▶ Task directions:
Scan the following data for lines with "JSON" and state how many there are, as a number only.

▶ Dataset extract:
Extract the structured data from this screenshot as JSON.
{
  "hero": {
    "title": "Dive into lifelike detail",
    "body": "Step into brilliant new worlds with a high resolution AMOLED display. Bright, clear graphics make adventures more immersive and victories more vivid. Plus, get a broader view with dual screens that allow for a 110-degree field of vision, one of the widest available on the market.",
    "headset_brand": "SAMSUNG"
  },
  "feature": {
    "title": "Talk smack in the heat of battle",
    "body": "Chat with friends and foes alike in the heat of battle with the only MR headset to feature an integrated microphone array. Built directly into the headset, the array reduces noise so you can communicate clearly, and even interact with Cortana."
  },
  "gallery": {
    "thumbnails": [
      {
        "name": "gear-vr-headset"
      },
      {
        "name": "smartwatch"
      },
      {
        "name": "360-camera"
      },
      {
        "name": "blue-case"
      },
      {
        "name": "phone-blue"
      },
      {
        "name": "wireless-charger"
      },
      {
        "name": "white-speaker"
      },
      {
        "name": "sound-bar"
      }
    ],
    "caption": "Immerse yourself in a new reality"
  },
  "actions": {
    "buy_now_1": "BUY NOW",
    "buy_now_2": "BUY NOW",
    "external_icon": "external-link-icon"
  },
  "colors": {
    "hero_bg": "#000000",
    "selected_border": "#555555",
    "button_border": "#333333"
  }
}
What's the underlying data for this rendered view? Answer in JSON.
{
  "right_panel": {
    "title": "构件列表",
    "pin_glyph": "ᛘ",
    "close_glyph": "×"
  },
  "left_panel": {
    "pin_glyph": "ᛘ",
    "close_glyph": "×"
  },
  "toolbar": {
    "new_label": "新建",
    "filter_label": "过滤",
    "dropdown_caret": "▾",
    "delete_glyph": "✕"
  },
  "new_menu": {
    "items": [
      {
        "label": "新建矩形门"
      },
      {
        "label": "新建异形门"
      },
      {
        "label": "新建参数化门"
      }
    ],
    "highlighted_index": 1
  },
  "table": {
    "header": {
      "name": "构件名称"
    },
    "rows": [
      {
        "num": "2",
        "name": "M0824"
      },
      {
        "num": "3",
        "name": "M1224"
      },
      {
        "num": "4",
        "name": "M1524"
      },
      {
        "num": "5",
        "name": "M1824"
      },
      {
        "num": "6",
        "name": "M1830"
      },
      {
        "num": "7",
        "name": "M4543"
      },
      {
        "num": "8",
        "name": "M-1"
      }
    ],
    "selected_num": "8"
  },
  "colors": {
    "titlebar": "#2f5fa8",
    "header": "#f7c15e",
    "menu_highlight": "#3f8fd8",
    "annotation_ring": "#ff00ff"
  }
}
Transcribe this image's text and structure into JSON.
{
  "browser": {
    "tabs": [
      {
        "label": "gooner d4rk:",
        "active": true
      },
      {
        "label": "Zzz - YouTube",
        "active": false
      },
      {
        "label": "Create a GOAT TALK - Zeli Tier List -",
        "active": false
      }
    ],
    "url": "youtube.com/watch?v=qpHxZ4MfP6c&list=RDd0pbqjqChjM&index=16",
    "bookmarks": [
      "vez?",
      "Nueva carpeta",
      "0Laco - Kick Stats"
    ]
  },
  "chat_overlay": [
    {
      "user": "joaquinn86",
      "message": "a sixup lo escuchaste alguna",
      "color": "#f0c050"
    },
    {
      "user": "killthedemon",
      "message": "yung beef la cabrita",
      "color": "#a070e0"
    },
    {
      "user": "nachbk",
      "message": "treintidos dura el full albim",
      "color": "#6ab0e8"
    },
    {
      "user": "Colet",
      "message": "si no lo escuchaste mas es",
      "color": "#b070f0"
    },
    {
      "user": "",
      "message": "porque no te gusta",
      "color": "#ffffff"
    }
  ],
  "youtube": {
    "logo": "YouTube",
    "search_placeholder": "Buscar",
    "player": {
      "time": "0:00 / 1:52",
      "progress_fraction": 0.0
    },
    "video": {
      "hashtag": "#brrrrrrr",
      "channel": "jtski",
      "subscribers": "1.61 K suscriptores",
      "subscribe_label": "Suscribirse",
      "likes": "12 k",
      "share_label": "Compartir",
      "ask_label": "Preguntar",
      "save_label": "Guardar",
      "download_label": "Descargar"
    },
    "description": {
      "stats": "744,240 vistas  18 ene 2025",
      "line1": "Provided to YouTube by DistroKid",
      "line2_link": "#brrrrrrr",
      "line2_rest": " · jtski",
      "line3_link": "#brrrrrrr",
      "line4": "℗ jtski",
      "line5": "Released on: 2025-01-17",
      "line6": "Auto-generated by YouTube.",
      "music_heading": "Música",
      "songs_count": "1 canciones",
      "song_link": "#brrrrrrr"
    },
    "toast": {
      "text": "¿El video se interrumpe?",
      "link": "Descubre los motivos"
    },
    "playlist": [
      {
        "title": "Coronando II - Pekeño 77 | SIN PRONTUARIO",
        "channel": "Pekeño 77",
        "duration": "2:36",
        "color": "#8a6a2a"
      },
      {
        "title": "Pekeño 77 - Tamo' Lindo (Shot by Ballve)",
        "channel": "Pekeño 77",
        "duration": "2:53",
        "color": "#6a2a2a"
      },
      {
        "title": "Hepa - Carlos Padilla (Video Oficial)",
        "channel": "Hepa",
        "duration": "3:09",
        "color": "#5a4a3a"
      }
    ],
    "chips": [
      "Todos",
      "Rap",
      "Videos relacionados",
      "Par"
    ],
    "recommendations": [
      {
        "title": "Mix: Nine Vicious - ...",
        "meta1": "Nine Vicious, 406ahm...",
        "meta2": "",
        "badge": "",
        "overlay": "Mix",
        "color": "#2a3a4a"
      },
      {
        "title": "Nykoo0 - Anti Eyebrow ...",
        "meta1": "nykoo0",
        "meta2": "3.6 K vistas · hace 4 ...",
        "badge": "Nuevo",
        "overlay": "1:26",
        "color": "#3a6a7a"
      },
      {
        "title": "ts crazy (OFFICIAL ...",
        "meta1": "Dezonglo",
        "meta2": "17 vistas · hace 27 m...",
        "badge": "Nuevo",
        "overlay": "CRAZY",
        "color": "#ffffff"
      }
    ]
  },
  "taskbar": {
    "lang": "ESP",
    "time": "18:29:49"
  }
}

▶ Expected answer:
3